Rockford Peaches (1940–1954)
Rockford Peaches (1940–1954)
Championship women's baseball team.
For 12 years, played in the All-American Girls Baseball League (AAGBL, 1940–1954); won four AAGBL pennants (1945, 1948, 1949, and 1950).
In 1992, the glory days of the Rockford Peaches and the All-American Girls Baseball League (AAGBL) was revisited in the Penny Marshall film A League of Their Own, starring Geena Davis, Madonna, Rosie O'Donnell , and Tom Hanks as the burned-out baseball player who goads the Rockford, Illinois, team to several League pennants. Though it may have hedged a bit on accuracy, the movie brought back to life, however briefly, one of the great eras in American sports.
The Rockford Peaches were part of the AAGBL from its inception in 1943, and won four League championships in 12 years, all of them under the management of Bill Allington (played by Hanks), one of the more colorful characters in baseball. The team was at the bottom of the League standings in 1944, when Allington took over management duties. Having spent 20 years playing baseball in the minors, he had been coaching women's baseball since 1939 and had contributed some top players to the AAGBL. A no-nonsense manager who groomed his players in the basics of baseball, he turned the team around in a few short months. In September 1944, 3,133 fans braved unseasonably cold weather at Beyer Stadium (dubbed the "Peach Orchard" by sports writers) to watch Rockford hurler Carolyn Morris pitch a 9–0 nohitter against the visiting Blue Sox. Fans were so excited that they thrust $1, $5, and even $10 bills at the players for particularly savvy plays, while the women in turn handed out autographed photos to the fans.
Allington demanded complete dedication from his players, who included stars like Dorothy Kamenshek and Rose Gacioch . Although he drilled his players mercilessly and frequently was bitingly sarcastic, he also looked after them like a mother hen. When Dorothy Wiltse was playing for the Minneapolis
Millerettes and Allington was with the Peaches, she fell in the dugout and broke her coccyx bone, although she was unaware of the injury at the time. Allington noticed that something was wrong when she took the mound to pitch, and he saw to it that she was taken to a hospital. Gacioch recalls that when she began slowing down in right field, Allington turned her into a pitcher, benefiting the team, but also prolonging her career. "There's not so much ground to cover when you pitch," he told her.
The Rockford team hit their zenith in 1945, with a roster that included Jo Lenard, Kay Rohrer, Dottie Green, Betty Carveth, Helen Filarski , Dottie Kamenshek, Irene Kotowicz, Alva Jo Fisher, Millie Deegan, Olive Little, Dottie Ferguson, Jean Cione , Carolyn Morris, Rose Gacioch, and Snookie Harrell . They won their first League championship that year and were rewarded with a swelling fan base. The newspapers reported their games on the front page of the sports section, along with articles on major-league games. The Peaches won a second and third championship in 1948 and in 1949, although by that time attendance had already begun to decline.

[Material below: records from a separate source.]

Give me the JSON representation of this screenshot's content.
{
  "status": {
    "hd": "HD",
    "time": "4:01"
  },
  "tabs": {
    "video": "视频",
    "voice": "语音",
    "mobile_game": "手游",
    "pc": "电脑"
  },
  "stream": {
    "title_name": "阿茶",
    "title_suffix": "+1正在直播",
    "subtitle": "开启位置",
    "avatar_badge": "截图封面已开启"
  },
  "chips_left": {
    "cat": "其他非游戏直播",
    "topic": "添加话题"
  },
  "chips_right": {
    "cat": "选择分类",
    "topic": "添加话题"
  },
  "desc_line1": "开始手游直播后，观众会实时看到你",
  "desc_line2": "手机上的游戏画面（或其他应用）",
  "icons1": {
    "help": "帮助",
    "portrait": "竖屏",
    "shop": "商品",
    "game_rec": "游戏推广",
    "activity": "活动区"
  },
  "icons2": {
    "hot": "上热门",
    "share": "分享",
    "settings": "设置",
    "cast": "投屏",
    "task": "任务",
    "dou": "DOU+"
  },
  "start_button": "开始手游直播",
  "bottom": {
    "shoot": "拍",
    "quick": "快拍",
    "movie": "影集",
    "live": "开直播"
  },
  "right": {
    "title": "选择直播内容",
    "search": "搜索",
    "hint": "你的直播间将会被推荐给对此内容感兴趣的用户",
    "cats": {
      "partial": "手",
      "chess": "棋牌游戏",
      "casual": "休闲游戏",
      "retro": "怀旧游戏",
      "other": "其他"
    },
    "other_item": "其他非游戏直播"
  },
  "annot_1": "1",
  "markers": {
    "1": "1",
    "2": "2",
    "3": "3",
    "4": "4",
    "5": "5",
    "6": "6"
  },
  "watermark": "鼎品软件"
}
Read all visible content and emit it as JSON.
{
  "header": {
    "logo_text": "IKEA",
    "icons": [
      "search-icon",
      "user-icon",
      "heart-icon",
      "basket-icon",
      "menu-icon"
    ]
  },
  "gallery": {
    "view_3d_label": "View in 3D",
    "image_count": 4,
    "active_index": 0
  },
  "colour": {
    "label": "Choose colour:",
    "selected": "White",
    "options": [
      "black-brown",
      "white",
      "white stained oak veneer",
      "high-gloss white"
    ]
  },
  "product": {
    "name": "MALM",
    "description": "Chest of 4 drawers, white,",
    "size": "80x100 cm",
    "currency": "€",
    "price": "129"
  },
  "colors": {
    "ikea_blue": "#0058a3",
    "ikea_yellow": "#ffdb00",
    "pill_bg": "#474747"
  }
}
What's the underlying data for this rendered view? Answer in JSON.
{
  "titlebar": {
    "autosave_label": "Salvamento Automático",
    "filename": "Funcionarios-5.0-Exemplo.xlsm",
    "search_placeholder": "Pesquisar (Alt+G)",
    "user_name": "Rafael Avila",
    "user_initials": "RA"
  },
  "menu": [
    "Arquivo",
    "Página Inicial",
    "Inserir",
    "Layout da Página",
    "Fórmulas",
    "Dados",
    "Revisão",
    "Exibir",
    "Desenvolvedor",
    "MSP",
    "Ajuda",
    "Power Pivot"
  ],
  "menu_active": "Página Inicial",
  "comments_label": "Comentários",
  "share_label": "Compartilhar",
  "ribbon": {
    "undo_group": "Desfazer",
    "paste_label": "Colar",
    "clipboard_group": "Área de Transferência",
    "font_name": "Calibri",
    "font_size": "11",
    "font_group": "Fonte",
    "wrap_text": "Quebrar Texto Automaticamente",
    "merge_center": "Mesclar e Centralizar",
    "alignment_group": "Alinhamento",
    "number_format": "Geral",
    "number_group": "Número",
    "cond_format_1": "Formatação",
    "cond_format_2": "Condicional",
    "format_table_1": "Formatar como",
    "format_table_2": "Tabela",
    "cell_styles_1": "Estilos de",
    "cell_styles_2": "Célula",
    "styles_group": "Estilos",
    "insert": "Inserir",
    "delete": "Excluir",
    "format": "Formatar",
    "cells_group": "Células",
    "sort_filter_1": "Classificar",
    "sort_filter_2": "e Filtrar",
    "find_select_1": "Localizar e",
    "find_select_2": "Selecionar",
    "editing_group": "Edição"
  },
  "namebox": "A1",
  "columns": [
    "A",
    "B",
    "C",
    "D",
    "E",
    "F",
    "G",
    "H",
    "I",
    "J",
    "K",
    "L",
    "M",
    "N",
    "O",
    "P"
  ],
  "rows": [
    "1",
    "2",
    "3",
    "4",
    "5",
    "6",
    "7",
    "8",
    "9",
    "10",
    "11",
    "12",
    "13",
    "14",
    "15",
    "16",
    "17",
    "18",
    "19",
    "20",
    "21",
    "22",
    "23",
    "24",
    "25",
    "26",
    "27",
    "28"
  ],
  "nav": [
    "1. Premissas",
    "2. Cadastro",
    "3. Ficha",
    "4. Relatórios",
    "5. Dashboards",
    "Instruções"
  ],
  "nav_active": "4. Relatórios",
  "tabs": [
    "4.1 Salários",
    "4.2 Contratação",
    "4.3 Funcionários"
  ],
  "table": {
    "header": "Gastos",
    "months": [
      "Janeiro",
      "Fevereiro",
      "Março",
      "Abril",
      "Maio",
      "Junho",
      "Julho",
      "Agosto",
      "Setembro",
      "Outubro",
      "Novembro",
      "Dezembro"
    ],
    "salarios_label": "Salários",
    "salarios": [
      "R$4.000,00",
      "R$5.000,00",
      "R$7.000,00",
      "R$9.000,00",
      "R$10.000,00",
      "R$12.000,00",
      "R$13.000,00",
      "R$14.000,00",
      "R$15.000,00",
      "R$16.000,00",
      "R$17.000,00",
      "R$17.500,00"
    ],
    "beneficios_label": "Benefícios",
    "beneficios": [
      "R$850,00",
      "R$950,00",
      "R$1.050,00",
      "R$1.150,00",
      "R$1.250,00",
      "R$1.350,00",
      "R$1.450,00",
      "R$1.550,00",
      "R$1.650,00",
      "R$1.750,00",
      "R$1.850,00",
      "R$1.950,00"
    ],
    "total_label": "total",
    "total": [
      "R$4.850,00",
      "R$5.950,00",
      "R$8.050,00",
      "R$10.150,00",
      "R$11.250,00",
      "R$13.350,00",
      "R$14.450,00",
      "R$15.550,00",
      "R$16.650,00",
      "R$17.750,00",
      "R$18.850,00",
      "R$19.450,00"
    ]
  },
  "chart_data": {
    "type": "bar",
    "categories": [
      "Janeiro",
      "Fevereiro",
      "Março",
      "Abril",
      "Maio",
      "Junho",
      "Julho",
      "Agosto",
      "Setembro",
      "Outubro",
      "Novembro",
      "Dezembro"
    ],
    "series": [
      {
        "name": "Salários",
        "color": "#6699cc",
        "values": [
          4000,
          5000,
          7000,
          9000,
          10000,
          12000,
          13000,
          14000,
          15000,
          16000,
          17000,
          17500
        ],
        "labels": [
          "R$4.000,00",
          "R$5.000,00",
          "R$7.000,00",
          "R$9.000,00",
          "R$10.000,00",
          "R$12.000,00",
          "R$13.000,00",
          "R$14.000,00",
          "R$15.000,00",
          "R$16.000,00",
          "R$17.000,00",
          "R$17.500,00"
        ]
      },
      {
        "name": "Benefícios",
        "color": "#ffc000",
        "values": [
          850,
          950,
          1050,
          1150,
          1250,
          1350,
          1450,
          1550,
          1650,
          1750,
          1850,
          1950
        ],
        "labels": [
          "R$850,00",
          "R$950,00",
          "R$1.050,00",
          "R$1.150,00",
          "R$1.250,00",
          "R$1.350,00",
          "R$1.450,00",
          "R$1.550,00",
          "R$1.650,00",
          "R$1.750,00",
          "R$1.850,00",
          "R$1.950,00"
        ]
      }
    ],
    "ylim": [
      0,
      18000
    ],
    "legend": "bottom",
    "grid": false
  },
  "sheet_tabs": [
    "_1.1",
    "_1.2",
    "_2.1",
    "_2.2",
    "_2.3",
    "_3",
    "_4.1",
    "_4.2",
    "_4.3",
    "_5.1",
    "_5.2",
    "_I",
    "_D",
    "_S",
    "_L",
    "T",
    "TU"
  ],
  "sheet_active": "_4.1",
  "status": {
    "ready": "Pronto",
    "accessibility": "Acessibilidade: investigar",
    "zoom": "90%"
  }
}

In 1950, the Rockford Peaches went after their fourth championship, minus a few of their star players. (Rohrer left to play softball, Little retired to start a family, and Lenard, Deegan, and Cione had been traded.) Even fewer fans were in attendance, although those who showed were as enthusiastic as ever, jeering at the buses bringing rivals into town, and raising money to help out injured catcher Ruth Richard , who was confined to a leg cast for several months.
In 1951 and 1952, the Peaches lost the series championships to the South Bend Blue Sox. At the end of the '52 season, Allington left the team to manage elsewhere, possibly due to a salary dispute. Under new manager Johnny Rawlings, the team continued its decline. By June 1954, during the AAGBL's last year, they had slipped to last place in the league, which was down to only five teams. Often, less than 100 fans were on hand to watch the team play. "It was the same all around the Midwest," writes Barbara Gregorich , "as people turned to new recreational opportunities, bought new cars and drove them on newly constructed expressways to bigger cities, or sat home and watched television…. The All-American Girls Baseball League died while people were looking the other way."
Gregorich, Barbara. Women at Play: The Story of Women in Baseball. NY: Harcourt Brace, 1993.
Barbara Morgan , Melrose, Massachusetts